START SUPPLIED DATA

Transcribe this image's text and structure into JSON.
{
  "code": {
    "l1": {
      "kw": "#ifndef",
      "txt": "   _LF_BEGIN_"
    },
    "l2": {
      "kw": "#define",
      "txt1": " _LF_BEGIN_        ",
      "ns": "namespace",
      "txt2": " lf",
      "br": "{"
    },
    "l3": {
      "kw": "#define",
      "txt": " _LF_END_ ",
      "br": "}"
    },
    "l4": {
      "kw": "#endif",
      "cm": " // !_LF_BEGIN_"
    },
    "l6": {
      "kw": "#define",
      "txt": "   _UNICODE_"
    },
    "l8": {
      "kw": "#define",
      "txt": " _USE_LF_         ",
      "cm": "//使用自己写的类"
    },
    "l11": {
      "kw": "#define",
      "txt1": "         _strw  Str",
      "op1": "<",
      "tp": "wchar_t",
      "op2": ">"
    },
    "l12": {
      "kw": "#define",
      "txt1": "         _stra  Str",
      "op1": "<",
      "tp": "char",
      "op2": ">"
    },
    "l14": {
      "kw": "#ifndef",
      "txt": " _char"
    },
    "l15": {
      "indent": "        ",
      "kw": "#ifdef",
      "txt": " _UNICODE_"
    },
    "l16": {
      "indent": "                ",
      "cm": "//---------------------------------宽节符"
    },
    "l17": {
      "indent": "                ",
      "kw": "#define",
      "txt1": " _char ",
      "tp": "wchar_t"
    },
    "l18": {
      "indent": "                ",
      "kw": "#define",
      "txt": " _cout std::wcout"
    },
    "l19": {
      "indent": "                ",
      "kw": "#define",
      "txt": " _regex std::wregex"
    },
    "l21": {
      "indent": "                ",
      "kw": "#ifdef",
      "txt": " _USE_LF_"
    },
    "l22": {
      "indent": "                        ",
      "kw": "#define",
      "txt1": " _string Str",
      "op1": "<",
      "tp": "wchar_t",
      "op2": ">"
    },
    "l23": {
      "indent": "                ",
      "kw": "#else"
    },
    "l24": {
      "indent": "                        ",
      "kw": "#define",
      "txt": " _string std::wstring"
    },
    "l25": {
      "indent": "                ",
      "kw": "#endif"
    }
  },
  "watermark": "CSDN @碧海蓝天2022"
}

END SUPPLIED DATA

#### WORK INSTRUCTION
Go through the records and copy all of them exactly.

#### YOUR RESPONSE
Transcribe this image's text and structure into JSON.
{
  "code": {
    "l1": {
      "kw": "#ifndef",
      "txt": "   _LF_BEGIN_"
    },
    "l2": {
      "kw": "#define",
      "txt1": " _LF_BEGIN_        ",
      "ns": "namespace",
      "txt2": " lf",
      "br": "{"
    },
    "l3": {
      "kw": "#define",
      "txt": " _LF_END_ ",
      "br": "}"
    },
    "l4": {
      "kw": "#endif",
      "cm": " // !_LF_BEGIN_"
    },
    "l6": {
      "kw": "#define",
      "txt": "   _UNICODE_"
    },
    "l8": {
      "kw": "#define",
      "txt": " _USE_LF_         ",
      "cm": "//使用自己写的类"
    },
    "l11": {
      "kw": "#define",
      "txt1": "         _strw  Str",
      "op1": "<",
      "tp": "wchar_t",
      "op2": ">"
    },
    "l12": {
      "kw": "#define",
      "txt1": "         _stra  Str",
      "op1": "<",
      "tp": "char",
      "op2": ">"
    },
    "l14": {
      "kw": "#ifndef",
      "txt": " _char"
    },
    "l15": {
      "indent": "        ",
      "kw": "#ifdef",
      "txt": " _UNICODE_"
    },
    "l16": {
      "indent": "                ",
      "cm": "//---------------------------------宽节符"
    },
    "l17": {
      "indent": "                ",
      "kw": "#define",
      "txt1": " _char ",
      "tp": "wchar_t"
    },
    "l18": {
      "indent": "                ",
      "kw": "#define",
      "txt": " _cout std::wcout"
    },
    "l19": {
      "indent": "                ",
      "kw": "#define",
      "txt": " _regex std::wregex"
    },
    "l21": {
      "indent": "                ",
      "kw": "#ifdef",
      "txt": " _USE_LF_"
    },
    "l22": {
      "indent": "                        ",
      "kw": "#define",
      "txt1": " _string Str",
      "op1": "<",
      "tp": "wchar_t",
      "op2": ">"
    },
    "l23": {
      "indent": "                ",
      "kw": "#else"
    },
    "l24": {
      "indent": "                        ",
      "kw": "#define",
      "txt": " _string std::wstring"
    },
    "l25": {
      "indent": "                ",
      "kw": "#endif"
    }
  },
  "watermark": "CSDN @碧海蓝天2022"
}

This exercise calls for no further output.